"I have no doubt that one of the challenges facing rugby is steroid abuse, but this is an anti-inflammatory."
To avail of these anti-inflammatory injections does not require an application for a Therapeutic Use Exemption (TUE). And it is not in the same planet as an anabolic steroid.
But in sport, a long-overdue period of reflection is slowly evolving as to where exactly the line is drawn between medicine and performance-enhancing drugs.
When Kerry were in the midst of their 'Golden Years' of Gaelic football, the idea of resting up meant falling out of the starting line-up.
A willing participant in this macho culture was Mikey Sheehy. That he was one of the finest forwards to play the game might offer some consolation that, by the time he was 25, he couldn't cross his legs with his knee regularly locking in place. He suffered with excruciating knee pain for decades until he had a replacement a few years back.
"I had several clean-out jobs on the knee and I don't know how many cartilage jobs," he said in an interview two years ago.
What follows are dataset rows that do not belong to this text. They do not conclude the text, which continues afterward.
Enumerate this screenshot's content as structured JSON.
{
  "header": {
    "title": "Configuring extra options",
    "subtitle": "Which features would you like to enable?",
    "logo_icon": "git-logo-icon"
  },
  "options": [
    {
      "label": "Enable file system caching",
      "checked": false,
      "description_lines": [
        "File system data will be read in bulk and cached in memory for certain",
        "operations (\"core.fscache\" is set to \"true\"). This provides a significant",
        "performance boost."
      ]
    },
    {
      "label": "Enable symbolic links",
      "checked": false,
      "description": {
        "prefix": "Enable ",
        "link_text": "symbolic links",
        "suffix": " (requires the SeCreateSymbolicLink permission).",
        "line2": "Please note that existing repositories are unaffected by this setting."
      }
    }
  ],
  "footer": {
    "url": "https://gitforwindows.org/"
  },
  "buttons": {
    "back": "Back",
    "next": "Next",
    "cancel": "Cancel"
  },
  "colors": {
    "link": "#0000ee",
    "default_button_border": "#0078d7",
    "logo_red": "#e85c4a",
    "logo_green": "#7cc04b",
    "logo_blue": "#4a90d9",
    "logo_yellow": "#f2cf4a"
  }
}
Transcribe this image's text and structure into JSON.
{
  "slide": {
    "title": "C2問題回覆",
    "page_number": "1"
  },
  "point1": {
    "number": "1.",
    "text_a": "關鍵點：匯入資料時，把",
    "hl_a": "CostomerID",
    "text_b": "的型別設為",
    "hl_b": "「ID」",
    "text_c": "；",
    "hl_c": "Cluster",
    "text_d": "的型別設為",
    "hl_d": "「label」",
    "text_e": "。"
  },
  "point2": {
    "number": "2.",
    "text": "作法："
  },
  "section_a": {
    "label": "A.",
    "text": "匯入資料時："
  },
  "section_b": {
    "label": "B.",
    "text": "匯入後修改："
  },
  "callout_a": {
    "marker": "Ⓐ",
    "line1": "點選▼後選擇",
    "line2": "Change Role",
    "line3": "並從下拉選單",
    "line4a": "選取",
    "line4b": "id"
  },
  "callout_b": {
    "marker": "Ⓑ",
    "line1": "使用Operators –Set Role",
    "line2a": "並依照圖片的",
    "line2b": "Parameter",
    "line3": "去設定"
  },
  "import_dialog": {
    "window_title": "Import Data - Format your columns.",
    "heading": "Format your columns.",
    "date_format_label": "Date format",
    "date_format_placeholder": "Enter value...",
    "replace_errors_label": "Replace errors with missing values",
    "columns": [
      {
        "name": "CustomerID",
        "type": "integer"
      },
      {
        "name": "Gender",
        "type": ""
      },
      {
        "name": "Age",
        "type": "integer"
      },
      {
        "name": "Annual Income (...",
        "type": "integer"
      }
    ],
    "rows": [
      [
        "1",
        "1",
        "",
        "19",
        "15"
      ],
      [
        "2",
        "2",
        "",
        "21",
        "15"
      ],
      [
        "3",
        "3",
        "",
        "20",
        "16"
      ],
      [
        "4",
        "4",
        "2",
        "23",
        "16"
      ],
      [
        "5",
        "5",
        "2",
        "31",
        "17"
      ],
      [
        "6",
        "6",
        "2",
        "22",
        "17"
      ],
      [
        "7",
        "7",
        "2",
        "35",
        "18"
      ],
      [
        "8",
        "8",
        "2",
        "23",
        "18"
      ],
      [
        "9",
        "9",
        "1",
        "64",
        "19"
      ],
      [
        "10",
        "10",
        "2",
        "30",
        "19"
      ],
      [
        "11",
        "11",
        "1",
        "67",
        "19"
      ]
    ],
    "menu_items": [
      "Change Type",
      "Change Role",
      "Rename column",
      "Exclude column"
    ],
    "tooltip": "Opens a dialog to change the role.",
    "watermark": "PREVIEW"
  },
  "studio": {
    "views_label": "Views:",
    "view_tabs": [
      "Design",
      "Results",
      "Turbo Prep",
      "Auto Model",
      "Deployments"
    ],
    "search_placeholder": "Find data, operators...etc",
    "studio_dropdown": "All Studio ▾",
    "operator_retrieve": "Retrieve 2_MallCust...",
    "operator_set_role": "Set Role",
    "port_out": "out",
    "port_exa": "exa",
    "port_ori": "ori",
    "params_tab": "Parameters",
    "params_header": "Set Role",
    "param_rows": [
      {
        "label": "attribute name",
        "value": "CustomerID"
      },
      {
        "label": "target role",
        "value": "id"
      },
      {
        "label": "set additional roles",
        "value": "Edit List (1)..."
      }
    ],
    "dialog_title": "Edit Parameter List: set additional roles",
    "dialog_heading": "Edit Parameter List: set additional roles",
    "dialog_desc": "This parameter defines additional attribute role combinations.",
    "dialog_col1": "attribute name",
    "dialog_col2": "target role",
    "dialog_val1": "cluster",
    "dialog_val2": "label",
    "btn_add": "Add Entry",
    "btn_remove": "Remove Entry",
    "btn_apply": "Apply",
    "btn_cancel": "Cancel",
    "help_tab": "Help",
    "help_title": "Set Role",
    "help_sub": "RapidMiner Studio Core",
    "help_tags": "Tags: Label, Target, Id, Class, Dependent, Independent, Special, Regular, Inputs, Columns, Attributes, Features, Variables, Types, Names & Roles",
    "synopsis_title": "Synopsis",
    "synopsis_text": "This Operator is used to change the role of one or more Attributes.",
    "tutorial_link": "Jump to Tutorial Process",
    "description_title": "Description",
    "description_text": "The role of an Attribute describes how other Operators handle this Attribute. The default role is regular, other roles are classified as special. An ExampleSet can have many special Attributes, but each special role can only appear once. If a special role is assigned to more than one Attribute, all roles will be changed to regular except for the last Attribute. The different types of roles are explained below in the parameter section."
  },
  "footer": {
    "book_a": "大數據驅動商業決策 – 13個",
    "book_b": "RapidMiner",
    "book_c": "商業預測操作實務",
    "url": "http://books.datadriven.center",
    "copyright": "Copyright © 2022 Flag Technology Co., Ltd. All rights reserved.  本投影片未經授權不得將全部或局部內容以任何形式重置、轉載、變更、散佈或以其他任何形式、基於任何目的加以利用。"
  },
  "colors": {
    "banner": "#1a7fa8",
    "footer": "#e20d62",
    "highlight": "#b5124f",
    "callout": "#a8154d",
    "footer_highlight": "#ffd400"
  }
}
"It was bone-on-bone for years. I was taking jabs in it and this and that just to survive. We often played with pain-killing injections. You mightn't have been match-fit but you started once you could get away with it... if you felt you could get away with a jab, Jesus, you'd do it. I'd do it.
"Nowadays that's a thing of the past. From a player welfare point of view, down the road, that will be crucial to a lot of these guys - not taking pain-killing injections."
That hasn't been the case, though.
The longest-serving player in inter-county GAA is Dick Clerkin. At the end of the 2015 season he wrote a column about how his body was holding up.
"Over the past 12 months, I have had four Cortisone injections into various joints. Some were needed just to help me sleep at night," he admitted. "And don't talk to me about the ordeal of putting on a pair of socks the mornings after rigorous training sessions."
The Mayo Clinic, a medical research group, warns: 'There's concern that repeated Cortisone shots might cause the cartilage within a joint to deteriorate. So doctors typically limit the number of Cortisone shots into a joint.
'In general, you shouldn't get Cortisone injections more often than every six weeks and usually not more than three or four times a year.'
Gaelic football and hurling is currently going through a remarkably similar period of transition to that which occurred in rugby union when it became professional. Weight training and an increased focus on nutrition has led to players becoming bigger and leaner, faster and more powerful.
Naturally, the collisions have become bigger. But bones and ligaments are still brittle.
Being strict about it, Cortisone is not a performance-enhancing drug. But it does enable performance. And enabling performance means more long-term damage to players who are meant to be doing this thing as their pastime.